# [To do]
Output the data below in full, byte for byte. Nothing may differ.

..............................

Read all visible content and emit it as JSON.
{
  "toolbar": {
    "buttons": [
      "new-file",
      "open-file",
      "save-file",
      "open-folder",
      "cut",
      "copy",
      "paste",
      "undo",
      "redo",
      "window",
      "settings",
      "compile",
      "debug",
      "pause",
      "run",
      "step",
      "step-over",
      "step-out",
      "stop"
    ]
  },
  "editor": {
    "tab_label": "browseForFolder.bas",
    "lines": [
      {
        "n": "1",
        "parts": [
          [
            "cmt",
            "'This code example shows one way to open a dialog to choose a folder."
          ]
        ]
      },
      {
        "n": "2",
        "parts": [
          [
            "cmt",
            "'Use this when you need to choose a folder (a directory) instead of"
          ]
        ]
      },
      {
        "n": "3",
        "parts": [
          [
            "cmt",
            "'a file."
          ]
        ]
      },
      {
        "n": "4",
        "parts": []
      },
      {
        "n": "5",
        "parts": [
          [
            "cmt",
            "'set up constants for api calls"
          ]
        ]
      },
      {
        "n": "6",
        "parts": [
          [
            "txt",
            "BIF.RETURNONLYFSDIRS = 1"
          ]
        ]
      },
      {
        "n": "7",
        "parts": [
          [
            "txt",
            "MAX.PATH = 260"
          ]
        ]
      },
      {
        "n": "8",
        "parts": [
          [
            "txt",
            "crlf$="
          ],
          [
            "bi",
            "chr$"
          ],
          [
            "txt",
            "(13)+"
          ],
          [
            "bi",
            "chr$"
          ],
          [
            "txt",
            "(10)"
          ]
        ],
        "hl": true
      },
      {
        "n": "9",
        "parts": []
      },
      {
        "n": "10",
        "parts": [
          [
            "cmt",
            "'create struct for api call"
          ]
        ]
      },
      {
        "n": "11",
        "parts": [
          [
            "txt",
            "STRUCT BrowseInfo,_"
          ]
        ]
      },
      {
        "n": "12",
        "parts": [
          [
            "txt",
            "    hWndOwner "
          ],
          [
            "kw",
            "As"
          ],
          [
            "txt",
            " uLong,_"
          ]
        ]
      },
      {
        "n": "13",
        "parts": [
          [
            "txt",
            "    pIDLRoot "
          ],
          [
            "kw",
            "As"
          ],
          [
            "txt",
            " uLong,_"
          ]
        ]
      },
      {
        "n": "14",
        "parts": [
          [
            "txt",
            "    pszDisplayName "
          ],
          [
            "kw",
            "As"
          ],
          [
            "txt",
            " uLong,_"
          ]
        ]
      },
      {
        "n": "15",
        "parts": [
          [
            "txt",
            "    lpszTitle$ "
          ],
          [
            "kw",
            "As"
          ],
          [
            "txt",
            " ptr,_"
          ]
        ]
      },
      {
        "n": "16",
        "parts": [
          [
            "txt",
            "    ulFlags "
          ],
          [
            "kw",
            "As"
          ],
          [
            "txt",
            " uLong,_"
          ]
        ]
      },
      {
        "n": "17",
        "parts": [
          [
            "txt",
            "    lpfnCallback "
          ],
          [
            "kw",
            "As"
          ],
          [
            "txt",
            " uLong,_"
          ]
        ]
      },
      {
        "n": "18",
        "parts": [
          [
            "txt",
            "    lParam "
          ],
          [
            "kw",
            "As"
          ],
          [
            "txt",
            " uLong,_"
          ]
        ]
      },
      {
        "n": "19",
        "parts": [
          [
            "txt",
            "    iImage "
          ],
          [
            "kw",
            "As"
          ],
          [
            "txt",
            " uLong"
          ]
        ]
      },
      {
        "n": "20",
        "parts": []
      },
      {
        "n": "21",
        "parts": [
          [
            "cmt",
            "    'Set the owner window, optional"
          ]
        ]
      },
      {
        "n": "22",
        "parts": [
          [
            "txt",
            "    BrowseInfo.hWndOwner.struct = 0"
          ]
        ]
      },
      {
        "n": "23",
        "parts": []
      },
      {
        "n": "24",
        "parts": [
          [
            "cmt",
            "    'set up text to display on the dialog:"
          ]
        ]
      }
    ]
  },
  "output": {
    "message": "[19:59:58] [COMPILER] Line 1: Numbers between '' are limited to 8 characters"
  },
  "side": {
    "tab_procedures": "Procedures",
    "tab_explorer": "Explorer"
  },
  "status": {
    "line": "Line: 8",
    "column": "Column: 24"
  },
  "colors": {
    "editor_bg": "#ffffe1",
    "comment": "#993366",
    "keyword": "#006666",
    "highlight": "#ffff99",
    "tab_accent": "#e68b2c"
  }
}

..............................

# [Exercise answer]
Read all visible content and emit it as JSON.
{
  "toolbar": {
    "buttons": [
      "new-file",
      "open-file",
      "save-file",
      "open-folder",
      "cut",
      "copy",
      "paste",
      "undo",
      "redo",
      "window",
      "settings",
      "compile",
      "debug",
      "pause",
      "run",
      "step",
      "step-over",
      "step-out",
      "stop"
    ]
  },
  "editor": {
    "tab_label": "browseForFolder.bas",
    "lines": [
      {
        "n": "1",
        "parts": [
          [
            "cmt",
            "'This code example shows one way to open a dialog to choose a folder."
          ]
        ]
      },
      {
        "n": "2",
        "parts": [
          [
            "cmt",
            "'Use this when you need to choose a folder (a directory) instead of"
          ]
        ]
      },
      {
        "n": "3",
        "parts": [
          [
            "cmt",
            "'a file."
          ]
        ]
      },
      {
        "n": "4",
        "parts": []
      },
      {
        "n": "5",
        "parts": [
          [
            "cmt",
            "'set up constants for api calls"
          ]
        ]
      },
      {
        "n": "6",
        "parts": [
          [
            "txt",
            "BIF.RETURNONLYFSDIRS = 1"
          ]
        ]
      },
      {
        "n": "7",
        "parts": [
          [
            "txt",
            "MAX.PATH = 260"
          ]
        ]
      },
      {
        "n": "8",
        "parts": [
          [
            "txt",
            "crlf$="
          ],
          [
            "bi",
            "chr$"
          ],
          [
            "txt",
            "(13)+"
          ],
          [
            "bi",
            "chr$"
          ],
          [
            "txt",
            "(10)"
          ]
        ],
        "hl": true
      },
      {
        "n": "9",
        "parts": []
      },
      {
        "n": "10",
        "parts": [
          [
            "cmt",
            "'create struct for api call"
          ]
        ]
      },
      {
        "n": "11",
        "parts": [
          [
            "txt",
            "STRUCT BrowseInfo,_"
          ]
        ]
      },
      {
        "n": "12",
        "parts": [
          [
            "txt",
            "    hWndOwner "
          ],
          [
            "kw",
            "As"
          ],
          [
            "txt",
            " uLong,_"
          ]
        ]
      },
      {
        "n": "13",
        "parts": [
          [
            "txt",
            "    pIDLRoot "
          ],
          [
            "kw",
            "As"
          ],
          [
            "txt",
            " uLong,_"
          ]
        ]
      },
      {
        "n": "14",
        "parts": [
          [
            "txt",
            "    pszDisplayName "
          ],
          [
            "kw",
            "As"
          ],
          [
            "txt",
            " uLong,_"
          ]
        ]
      },
      {
        "n": "15",
        "parts": [
          [
            "txt",
            "    lpszTitle$ "
          ],
          [
            "kw",
            "As"
          ],
          [
            "txt",
            " ptr,_"
          ]
        ]
      },
      {
        "n": "16",
        "parts": [
          [
            "txt",
            "    ulFlags "
          ],
          [
            "kw",
            "As"
          ],
          [
            "txt",
            " uLong,_"
          ]
        ]
      },
      {
        "n": "17",
        "parts": [
          [
            "txt",
            "    lpfnCallback "
          ],
          [
            "kw",
            "As"
          ],
          [
            "txt",
            " uLong,_"
          ]
        ]
      },
      {
        "n": "18",
        "parts": [
          [
            "txt",
            "    lParam "
          ],
          [
            "kw",
            "As"
          ],
          [
            "txt",
            " uLong,_"
          ]
        ]
      },
      {
        "n": "19",
        "parts": [
          [
            "txt",
            "    iImage "
          ],
          [
            "kw",
            "As"
          ],
          [
            "txt",
            " uLong"
          ]
        ]
      },
      {
        "n": "20",
        "parts": []
      },
      {
        "n": "21",
        "parts": [
          [
            "cmt",
            "    'Set the owner window, optional"
          ]
        ]
      },
      {
        "n": "22",
        "parts": [
          [
            "txt",
            "    BrowseInfo.hWndOwner.struct = 0"
          ]
        ]
      },
      {
        "n": "23",
        "parts": []
      },
      {
        "n": "24",
        "parts": [
          [
            "cmt",
            "    'set up text to display on the dialog:"
          ]
        ]
      }
    ]
  },
  "output": {
    "message": "[19:59:58] [COMPILER] Line 1: Numbers between '' are limited to 8 characters"
  },
  "side": {
    "tab_procedures": "Procedures",
    "tab_explorer": "Explorer"
  },
  "status": {
    "line": "Line: 8",
    "column": "Column: 24"
  },
  "colors": {
    "editor_bg": "#ffffe1",
    "comment": "#993366",
    "keyword": "#006666",
    "highlight": "#ffff99",
    "tab_accent": "#e68b2c"
  }
}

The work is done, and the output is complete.